→ Work instruction
The number of lines below holding the string "icon" is the only answer wanted.

→ Saved entries
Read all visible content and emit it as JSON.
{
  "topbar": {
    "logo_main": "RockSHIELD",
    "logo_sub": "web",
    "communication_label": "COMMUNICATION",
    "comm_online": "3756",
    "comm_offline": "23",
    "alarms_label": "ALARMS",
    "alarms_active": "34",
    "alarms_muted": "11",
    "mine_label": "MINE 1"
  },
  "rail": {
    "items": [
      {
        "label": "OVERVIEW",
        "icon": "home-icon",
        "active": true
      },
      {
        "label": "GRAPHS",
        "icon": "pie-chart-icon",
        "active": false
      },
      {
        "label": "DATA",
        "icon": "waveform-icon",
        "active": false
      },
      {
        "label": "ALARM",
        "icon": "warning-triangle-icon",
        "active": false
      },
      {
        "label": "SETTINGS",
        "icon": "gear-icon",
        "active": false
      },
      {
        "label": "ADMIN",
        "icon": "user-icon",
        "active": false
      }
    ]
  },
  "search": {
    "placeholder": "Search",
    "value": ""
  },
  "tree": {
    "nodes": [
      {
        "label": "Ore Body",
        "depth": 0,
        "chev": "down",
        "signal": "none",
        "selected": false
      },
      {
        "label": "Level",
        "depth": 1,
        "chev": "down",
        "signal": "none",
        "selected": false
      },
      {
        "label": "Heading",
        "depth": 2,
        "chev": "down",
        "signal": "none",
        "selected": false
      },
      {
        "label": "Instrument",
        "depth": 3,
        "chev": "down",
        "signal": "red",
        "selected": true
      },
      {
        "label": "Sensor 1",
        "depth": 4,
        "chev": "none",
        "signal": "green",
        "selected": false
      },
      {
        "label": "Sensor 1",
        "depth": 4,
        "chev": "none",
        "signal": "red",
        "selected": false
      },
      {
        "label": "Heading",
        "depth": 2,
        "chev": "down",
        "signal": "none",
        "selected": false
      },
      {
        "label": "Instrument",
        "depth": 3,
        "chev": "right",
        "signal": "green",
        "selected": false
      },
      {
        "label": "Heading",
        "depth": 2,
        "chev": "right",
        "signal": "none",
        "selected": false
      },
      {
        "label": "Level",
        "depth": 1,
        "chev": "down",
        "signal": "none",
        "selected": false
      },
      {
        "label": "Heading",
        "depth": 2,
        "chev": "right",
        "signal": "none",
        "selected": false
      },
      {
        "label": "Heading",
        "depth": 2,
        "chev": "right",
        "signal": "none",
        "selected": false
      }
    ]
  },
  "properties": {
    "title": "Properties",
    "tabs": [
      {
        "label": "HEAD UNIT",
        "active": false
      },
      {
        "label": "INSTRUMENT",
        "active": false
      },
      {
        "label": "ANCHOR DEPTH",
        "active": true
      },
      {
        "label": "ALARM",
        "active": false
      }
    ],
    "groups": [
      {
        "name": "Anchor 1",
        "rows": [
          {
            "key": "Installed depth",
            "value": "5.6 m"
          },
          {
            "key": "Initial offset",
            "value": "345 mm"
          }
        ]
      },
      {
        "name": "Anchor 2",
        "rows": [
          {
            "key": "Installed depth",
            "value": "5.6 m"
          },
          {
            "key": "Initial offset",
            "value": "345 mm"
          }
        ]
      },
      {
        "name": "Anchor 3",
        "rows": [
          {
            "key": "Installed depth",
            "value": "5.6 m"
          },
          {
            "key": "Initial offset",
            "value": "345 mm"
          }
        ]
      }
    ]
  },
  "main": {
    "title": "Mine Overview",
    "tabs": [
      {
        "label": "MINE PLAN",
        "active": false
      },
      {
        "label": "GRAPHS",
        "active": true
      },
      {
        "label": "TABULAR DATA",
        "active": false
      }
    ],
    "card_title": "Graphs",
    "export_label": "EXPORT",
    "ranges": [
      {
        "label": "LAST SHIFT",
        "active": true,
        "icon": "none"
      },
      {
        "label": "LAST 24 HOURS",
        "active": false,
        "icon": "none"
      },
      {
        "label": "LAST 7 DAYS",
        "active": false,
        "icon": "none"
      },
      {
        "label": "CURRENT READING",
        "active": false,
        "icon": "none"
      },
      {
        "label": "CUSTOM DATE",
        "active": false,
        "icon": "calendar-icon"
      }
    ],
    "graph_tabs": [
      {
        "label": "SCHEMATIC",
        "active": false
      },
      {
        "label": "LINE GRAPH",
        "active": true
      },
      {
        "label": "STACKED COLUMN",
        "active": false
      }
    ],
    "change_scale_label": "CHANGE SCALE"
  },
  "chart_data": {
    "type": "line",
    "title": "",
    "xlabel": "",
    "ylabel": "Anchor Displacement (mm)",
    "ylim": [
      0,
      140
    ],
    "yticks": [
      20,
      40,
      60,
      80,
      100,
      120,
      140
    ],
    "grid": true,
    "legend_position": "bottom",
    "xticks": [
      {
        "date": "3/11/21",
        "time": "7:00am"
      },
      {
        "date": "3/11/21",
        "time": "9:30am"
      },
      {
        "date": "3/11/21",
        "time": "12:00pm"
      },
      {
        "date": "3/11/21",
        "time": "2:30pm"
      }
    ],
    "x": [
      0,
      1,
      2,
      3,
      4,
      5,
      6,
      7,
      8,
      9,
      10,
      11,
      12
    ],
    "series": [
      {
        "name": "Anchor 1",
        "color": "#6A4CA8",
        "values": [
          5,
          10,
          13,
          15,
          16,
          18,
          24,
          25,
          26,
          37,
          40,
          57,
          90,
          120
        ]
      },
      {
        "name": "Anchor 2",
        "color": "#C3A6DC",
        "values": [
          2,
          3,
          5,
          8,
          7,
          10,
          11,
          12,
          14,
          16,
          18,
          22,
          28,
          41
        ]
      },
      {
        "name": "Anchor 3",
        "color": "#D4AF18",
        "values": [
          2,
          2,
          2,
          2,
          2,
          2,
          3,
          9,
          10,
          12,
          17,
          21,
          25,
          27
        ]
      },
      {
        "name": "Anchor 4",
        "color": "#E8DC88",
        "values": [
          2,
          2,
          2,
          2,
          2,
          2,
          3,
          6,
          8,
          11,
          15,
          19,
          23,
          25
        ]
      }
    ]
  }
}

→ Answer box
11